The town of Sibagat, Agusan del Sur earned praises with the revival of the bamboo rafts locally known as gakit not only as a means of transportation but a trailblazing outdoor sport and a creative expression of the locals living alongside the Sibagat River—nourished by hills and plains surrounding it, and called by the natives “giver of life”.
I was privileged to watch the Gakit fluvial parade initiated by the local government of Sibagat, one of the highlights during its 40th founding anniversary on February 2.
The “gakit” revival is to honor and acknowledge their indigenous ancestors who settled there and helped shaped it into a just and bustling community. The special day is a reflection of unity and an act of looking forward of all sectors with respect to responsible environment and cultural sustainability.
“Ay kabibo!

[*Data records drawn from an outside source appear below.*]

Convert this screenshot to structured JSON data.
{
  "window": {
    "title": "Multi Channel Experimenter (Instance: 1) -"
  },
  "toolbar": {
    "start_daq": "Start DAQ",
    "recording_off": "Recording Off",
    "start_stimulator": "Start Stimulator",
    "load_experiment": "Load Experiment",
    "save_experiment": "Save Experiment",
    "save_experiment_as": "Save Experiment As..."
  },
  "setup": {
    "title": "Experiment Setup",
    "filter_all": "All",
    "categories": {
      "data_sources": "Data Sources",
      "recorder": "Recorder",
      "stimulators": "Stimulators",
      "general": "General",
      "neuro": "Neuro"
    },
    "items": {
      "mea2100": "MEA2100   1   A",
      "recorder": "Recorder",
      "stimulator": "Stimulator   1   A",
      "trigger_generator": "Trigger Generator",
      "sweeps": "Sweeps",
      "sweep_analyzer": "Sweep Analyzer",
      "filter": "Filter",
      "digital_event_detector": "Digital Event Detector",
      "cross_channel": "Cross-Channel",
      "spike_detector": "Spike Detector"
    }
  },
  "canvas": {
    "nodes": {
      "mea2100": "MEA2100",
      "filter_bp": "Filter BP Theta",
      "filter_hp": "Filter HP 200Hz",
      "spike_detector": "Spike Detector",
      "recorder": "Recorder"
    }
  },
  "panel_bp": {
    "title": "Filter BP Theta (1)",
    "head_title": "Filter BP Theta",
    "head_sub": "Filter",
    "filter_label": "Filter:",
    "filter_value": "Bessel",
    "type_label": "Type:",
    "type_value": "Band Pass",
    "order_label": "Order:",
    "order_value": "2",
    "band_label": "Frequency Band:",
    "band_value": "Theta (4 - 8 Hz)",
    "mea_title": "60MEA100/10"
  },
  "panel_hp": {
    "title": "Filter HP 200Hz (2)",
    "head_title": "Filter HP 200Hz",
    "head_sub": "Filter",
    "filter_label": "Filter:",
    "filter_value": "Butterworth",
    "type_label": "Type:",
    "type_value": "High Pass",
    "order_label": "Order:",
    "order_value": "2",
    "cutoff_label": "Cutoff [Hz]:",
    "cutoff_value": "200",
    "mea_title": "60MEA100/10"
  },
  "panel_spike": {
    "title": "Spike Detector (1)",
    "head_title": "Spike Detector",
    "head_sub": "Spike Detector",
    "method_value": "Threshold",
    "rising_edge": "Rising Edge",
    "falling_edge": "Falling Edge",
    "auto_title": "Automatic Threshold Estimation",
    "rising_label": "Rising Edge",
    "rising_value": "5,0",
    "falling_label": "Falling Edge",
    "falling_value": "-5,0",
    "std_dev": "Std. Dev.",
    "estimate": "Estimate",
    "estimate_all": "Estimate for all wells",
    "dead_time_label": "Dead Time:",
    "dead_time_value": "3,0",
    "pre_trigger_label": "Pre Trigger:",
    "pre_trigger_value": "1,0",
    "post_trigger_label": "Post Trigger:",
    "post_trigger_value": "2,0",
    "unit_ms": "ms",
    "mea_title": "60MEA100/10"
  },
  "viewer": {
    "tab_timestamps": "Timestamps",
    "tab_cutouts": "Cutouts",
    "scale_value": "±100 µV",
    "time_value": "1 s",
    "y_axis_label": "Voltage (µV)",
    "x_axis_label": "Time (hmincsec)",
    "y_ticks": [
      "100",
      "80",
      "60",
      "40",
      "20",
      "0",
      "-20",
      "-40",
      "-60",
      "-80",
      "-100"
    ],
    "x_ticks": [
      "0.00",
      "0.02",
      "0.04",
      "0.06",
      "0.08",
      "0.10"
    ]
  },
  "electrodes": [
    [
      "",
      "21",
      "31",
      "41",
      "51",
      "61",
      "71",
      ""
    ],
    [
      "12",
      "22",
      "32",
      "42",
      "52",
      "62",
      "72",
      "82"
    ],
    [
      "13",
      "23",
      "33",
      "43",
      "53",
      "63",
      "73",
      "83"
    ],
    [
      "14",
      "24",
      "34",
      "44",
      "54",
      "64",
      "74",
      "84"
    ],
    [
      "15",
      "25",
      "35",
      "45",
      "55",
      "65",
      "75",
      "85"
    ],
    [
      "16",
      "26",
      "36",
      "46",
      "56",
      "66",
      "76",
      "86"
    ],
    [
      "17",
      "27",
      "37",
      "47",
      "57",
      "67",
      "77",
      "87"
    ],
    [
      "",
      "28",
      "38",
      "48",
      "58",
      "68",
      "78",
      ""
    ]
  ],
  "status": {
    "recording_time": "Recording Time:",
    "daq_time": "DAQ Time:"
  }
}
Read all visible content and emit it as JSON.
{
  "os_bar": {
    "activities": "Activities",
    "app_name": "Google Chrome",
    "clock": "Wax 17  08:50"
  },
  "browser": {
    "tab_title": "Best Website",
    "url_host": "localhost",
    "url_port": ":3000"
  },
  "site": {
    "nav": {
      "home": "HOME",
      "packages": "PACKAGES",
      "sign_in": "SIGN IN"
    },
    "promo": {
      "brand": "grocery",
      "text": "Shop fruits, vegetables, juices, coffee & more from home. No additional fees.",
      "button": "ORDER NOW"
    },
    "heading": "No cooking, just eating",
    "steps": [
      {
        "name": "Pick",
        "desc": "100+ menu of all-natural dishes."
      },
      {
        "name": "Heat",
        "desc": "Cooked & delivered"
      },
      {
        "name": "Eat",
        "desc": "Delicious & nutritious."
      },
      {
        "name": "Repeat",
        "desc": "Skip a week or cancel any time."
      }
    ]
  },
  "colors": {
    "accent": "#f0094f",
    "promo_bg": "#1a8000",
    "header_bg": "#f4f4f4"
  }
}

Mura sila’g nagduladula (Such fun.They are like playing a children’s game),” I overheard an old woman sitting beside me.
She was applauding an elderly woman danced with gusto before a cheering crowd in the middle of the newly-built raft. She easily stole the show. Other “gakiteers” were teenage boys dressed as Manobo baganis (tribal warriors) and families displaying fruits and vegetables. Flags and colors decorate the bamboo poles.
The audience composed of Lumad leaders, local government executives, officials of national and regional line agencies and local tourists.
They sat on the river bank facing a huge open wooden grandstand, where dozen gakits sailed away to the cheers and excitement of the crowd. The audience erupted in laughter when a raft manned by two men broke into two as they gamely swam away and back.
“Nice gimmick!” the crowd teased.
The atmosphere and excitement can only summarize the famous slogan “It’s more fun in the Philippines.” The gakit parade proved it.
Photo courtesy of Bagat Sibagat